Liquidator Peri Finnigan said any pay day for creditors would depend "very much" on the ability to sell assets such as sound equipment, musical instruments and computers. Physical assets removed from the company in March were in safe storage and insured. The liquidation would also explore the possibility of assigning the existing artists' contracts to another company." The first report from the Liquidator is due April 27.

Thursday, April 19, 2007

Jam Master Jay
Finally, 5 years after his tragic shooting, someone gets charged over it... Link.

"... In court papers, the prosecutors identify Ronald "Tenad" Washington as the armed accomplice of a second unidentified gunman who shot Jay, whose real name was Jason Mizell, inside his New York recording studio in 2002. They say Washington also is a suspect in the 1995 fatal shooting of Randy Walker, a close associate of the late rapper Tupac Shakur.

The papers were filed earlier this month in the federal trial of Washington, who was convicted in a string of armed robberies that occurred just after Jay was killed. Prosecutors declined to discuss the unsolved slayings.

A Mizell family spokesperson welcomed news that authorities had for the first time publicly identified a suspect, saying "We're relieved there's some information coming out, although we understand that it's not the full story."

Washington, 45, has denied any connection to either the Mizell or Walker cases. In a sworn statement, he claimed hostile detectives had hounded him about the slaying of his "childhood friend" Mizell and other crimes. Washington's criminal record dates to 1982, and includes convictions for assault, drugs and grand larceny, authorities said."

Tuesday, April 17, 2007

The "death" of vinyl, part 647

"The vinyl record was supposed to be dead by now, long since swept away by the powerful winds of new technology. If it wasn't the low-quality but highly portable cassette, then surely the CD or mp3 should have finished off the bulky, scratch-prone relics of an earlier era.

The vinyl record appears to have found a welcoming audience lately, however, at least in the Brooklyn hipster havens of Williamsburg and Greenpoint.

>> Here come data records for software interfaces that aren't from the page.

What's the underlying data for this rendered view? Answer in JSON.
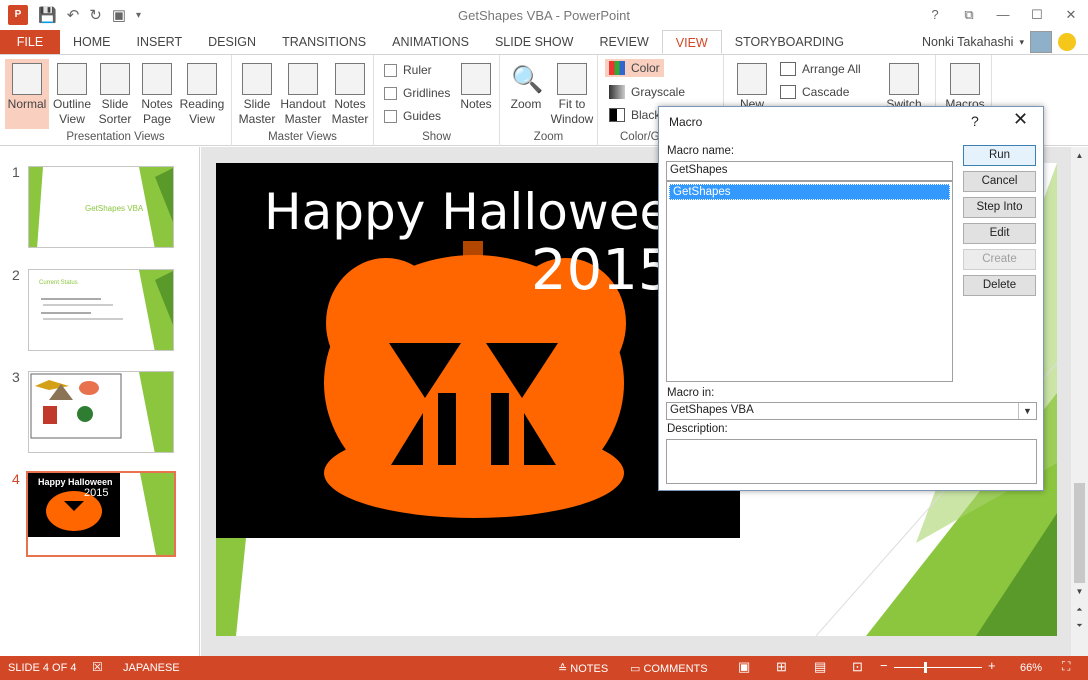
{
  "app": {
    "window_title": "GetShapes VBA - PowerPoint",
    "user_name": "Nonki Takahashi",
    "window_controls": [
      "?",
      "⧉",
      "—",
      "☐",
      "✕"
    ]
  },
  "tabs": [
    "FILE",
    "HOME",
    "INSERT",
    "DESIGN",
    "TRANSITIONS",
    "ANIMATIONS",
    "SLIDE SHOW",
    "REVIEW",
    "VIEW",
    "STORYBOARDING"
  ],
  "active_tab": "VIEW",
  "ribbon": {
    "presentation_views": {
      "label": "Presentation Views",
      "buttons": [
        "Normal",
        "Outline View",
        "Slide Sorter",
        "Notes Page",
        "Reading View"
      ]
    },
    "master_views": {
      "label": "Master Views",
      "buttons": [
        "Slide Master",
        "Handout Master",
        "Notes Master"
      ]
    },
    "show": {
      "label": "Show",
      "checkboxes": [
        "Ruler",
        "Gridlines",
        "Guides"
      ],
      "notes_button": "Notes"
    },
    "zoom": {
      "label": "Zoom",
      "buttons": [
        "Zoom",
        "Fit to Window"
      ]
    },
    "color": {
      "label": "Color/G",
      "options": [
        "Color",
        "Grayscale",
        "Black"
      ]
    },
    "window": {
      "new": "New",
      "arrange_all": "Arrange All",
      "cascade": "Cascade",
      "switch": "Switch"
    },
    "macros": {
      "button": "Macros"
    }
  },
  "thumbnails": [
    {
      "num": "1",
      "title": "GetShapes VBA"
    },
    {
      "num": "2",
      "title": "Current Status"
    },
    {
      "num": "3",
      "title": ""
    },
    {
      "num": "4",
      "title": "Happy Halloween",
      "year": "2015"
    }
  ],
  "selected_slide": "4",
  "slide": {
    "title": "Happy Halloween",
    "year": "2015"
  },
  "status": {
    "slide_info": "SLIDE 4 OF 4",
    "language": "JAPANESE",
    "notes": "NOTES",
    "comments": "COMMENTS",
    "zoom": "66%"
  },
  "dialog": {
    "title": "Macro",
    "help": "?",
    "close": "✕",
    "macro_name_label": "Macro name:",
    "macro_name_value": "GetShapes",
    "list_items": [
      "GetShapes"
    ],
    "macro_in_label": "Macro in:",
    "macro_in_value": "GetShapes VBA",
    "description_label": "Description:",
    "buttons": {
      "run": "Run",
      "cancel": "Cancel",
      "step_into": "Step Into",
      "edit": "Edit",
      "create": "Create",
      "delete": "Delete"
    }
  },
  "colors": {
    "accent": "#d24726",
    "pumpkin": "#ff6600",
    "stem": "#b34700",
    "slide_green": "#8cc63f"
  }
}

No less than six new music shops have opened in recent years, including four that specialize in vinyl."

Link (via Coolfer)